The New Yorker Gilbert Livingston called his participation in the ratification convention the greatest transaction of his life. The hundreds of delegates to the ratifying conventions took their responsibility seriously, and their careful inspection of the Constitution can tell us much today about a document whose meaning continues to be subject to interpretation. Ratification is the story of the founding drama of our nation, superbly told in a history that transports readers back more than two centuries to reveal the convictions and aspirations on which our country was built.
Publishers Weekly® Reviews
- Reviewed in: Publishers Weekly, page .
- Review Date: 2010-08-23
- Reviewer: Staff
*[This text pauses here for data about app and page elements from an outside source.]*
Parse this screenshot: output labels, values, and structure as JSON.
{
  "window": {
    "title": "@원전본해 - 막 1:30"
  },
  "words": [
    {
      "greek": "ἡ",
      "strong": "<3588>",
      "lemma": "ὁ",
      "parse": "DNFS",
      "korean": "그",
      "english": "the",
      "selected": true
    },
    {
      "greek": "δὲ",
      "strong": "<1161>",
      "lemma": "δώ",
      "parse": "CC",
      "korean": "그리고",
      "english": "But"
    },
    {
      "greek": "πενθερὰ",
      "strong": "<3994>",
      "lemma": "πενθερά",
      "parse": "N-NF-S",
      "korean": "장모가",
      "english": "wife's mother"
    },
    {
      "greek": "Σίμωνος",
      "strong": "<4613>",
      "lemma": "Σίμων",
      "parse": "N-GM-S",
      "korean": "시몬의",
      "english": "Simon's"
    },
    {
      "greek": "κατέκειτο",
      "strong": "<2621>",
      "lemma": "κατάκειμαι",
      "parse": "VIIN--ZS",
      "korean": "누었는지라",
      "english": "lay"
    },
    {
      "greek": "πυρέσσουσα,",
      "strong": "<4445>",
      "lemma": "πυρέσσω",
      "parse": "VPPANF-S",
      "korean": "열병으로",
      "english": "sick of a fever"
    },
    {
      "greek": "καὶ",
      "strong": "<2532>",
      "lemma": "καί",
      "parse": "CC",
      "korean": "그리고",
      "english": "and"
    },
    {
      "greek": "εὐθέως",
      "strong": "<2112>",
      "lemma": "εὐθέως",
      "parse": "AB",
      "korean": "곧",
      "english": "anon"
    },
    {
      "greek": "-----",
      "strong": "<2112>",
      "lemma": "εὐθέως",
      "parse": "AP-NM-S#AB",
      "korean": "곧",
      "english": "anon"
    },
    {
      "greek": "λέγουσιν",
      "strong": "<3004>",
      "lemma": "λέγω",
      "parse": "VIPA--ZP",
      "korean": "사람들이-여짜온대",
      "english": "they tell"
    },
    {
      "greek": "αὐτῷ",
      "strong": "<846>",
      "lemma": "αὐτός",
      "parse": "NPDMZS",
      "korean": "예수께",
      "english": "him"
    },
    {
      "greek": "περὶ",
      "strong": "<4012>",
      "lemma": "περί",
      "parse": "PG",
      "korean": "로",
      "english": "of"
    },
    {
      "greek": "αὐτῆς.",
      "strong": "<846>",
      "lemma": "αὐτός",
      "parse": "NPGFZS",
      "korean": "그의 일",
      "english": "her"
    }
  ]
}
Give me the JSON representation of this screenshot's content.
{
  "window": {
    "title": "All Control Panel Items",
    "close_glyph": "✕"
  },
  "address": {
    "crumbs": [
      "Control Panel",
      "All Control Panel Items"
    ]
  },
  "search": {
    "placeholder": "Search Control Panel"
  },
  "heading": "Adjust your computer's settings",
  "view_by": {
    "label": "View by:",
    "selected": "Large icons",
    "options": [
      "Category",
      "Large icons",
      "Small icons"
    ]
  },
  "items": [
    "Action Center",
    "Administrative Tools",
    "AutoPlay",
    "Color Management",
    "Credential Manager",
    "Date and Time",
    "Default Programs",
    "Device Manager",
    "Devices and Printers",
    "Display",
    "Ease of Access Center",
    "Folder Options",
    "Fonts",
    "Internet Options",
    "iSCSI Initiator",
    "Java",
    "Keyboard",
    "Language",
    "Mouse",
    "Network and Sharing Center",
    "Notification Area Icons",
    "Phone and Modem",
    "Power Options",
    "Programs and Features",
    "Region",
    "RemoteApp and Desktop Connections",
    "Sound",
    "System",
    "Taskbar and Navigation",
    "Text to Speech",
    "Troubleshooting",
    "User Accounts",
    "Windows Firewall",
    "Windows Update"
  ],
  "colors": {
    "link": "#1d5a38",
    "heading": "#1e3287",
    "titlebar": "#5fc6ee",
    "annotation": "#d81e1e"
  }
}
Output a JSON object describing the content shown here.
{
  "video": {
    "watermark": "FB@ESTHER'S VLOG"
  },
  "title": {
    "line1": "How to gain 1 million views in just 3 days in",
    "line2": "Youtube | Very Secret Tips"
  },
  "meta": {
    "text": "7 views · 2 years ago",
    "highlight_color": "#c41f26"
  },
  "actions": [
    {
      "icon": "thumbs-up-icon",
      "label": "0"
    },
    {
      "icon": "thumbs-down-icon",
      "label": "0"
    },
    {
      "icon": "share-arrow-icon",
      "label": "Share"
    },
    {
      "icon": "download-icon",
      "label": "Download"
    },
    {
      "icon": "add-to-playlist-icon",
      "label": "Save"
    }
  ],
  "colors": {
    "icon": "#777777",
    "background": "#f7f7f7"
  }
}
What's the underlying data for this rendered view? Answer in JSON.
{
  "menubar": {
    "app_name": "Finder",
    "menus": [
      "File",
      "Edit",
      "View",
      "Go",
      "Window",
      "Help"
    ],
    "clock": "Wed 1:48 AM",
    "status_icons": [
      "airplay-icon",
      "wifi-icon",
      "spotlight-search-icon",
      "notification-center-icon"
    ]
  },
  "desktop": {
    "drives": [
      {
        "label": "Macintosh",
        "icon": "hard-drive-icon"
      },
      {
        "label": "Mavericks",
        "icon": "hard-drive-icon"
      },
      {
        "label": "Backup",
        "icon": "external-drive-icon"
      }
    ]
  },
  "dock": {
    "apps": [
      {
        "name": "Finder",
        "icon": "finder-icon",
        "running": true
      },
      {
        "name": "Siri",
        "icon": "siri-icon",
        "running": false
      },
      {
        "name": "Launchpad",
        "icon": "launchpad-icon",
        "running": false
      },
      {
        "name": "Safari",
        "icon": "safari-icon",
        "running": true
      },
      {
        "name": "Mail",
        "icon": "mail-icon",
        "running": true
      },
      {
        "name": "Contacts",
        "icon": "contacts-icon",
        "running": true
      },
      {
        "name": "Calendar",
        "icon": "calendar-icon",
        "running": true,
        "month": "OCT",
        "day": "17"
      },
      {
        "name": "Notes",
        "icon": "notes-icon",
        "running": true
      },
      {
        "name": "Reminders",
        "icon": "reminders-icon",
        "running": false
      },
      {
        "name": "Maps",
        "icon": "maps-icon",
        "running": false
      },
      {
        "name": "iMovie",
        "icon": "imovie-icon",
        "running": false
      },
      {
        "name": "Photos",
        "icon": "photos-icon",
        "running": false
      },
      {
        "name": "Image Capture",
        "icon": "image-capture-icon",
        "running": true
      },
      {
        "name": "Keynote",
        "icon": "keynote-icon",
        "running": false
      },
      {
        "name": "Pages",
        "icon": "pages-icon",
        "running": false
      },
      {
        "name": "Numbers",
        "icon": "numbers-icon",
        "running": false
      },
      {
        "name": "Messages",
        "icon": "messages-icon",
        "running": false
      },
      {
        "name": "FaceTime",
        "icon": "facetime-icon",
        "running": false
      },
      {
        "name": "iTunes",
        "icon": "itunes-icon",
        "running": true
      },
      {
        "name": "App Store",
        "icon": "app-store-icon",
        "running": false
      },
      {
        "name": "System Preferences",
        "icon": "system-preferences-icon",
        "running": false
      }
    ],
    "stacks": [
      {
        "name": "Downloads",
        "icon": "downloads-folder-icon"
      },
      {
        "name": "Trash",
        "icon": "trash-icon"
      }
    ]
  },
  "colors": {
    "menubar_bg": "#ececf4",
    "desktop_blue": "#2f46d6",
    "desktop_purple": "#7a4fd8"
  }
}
This book about one of the most momentous occasions in the nation's history is the definitive one. Maier, a distinguished MIT historian of the Revolutionary era, relates with more authority and in more detail than ever before the long, uncertain course from the Constitution's adoption by the Constitutional Convention in 1787 until its ratification by the states in 1788 and of the Bill of Rights soon after. While not lacking drama, it's mostly a state-by-state look at the give-and-take of political and constitutional debate. While the nation's early greats--Washington, Madison, Patrick Henry--get their due, many lesser-known figures, often simple men who shone for this moment alone, play their parts. Maier shows how the Constitution's supporters and defenders won through ratification and why in the end even most of its detractors, in the words of one, concluded that this was "the best government in the world." For those who seek judicious assessment, sober reflection, and masterful analysis of the debates that secured the Constitution, this book is an unsurpassable achievement. 16 pages of b&w illus. (Oct.)